(Your assignment): Please return every line of the material verbatim and skip any images.

(Records shown):

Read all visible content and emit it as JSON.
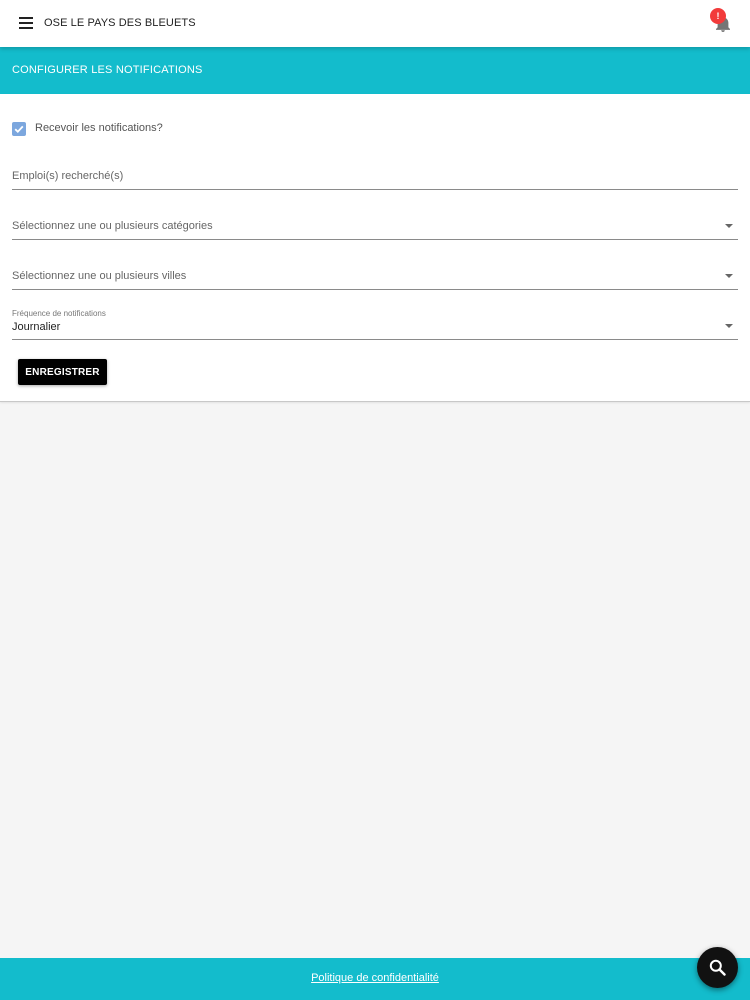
{
  "app": {
    "title": "OSE LE PAYS DES BLEUETS",
    "notification_badge": "!",
    "menu_icon": "menu-icon",
    "notification_icon": "bell-icon"
  },
  "section": {
    "title": "CONFIGURER LES NOTIFICATIONS"
  },
  "form": {
    "receive_notifications": {
      "label": "Recevoir les notifications?",
      "checked": true
    },
    "job_field": {
      "placeholder": "Emploi(s) recherché(s)",
      "value": ""
    },
    "categories_select": {
      "placeholder": "Sélectionnez une ou plusieurs catégories"
    },
    "cities_select": {
      "placeholder": "Sélectionnez une ou plusieurs villes"
    },
    "frequency_select": {
      "label": "Fréquence de notifications",
      "value": "Journalier"
    },
    "save_label": "ENREGISTRER"
  },
  "footer": {
    "privacy_link": "Politique de confidentialité"
  },
  "fab": {
    "icon": "search-icon"
  },
  "colors": {
    "accent": "#13bccc",
    "checkbox": "#7ca7de",
    "badge": "#f23b3b",
    "button": "#000000"
  }
}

(Written solution):
Read all visible content and emit it as JSON.
{
  "app": {
    "title": "OSE LE PAYS DES BLEUETS",
    "notification_badge": "!",
    "menu_icon": "menu-icon",
    "notification_icon": "bell-icon"
  },
  "section": {
    "title": "CONFIGURER LES NOTIFICATIONS"
  },
  "form": {
    "receive_notifications": {
      "label": "Recevoir les notifications?",
      "checked": true
    },
    "job_field": {
      "placeholder": "Emploi(s) recherché(s)",
      "value": ""
    },
    "categories_select": {
      "placeholder": "Sélectionnez une ou plusieurs catégories"
    },
    "cities_select": {
      "placeholder": "Sélectionnez une ou plusieurs villes"
    },
    "frequency_select": {
      "label": "Fréquence de notifications",
      "value": "Journalier"
    },
    "save_label": "ENREGISTRER"
  },
  "footer": {
    "privacy_link": "Politique de confidentialité"
  },
  "fab": {
    "icon": "search-icon"
  },
  "colors": {
    "accent": "#13bccc",
    "checkbox": "#7ca7de",
    "badge": "#f23b3b",
    "button": "#000000"
  }
}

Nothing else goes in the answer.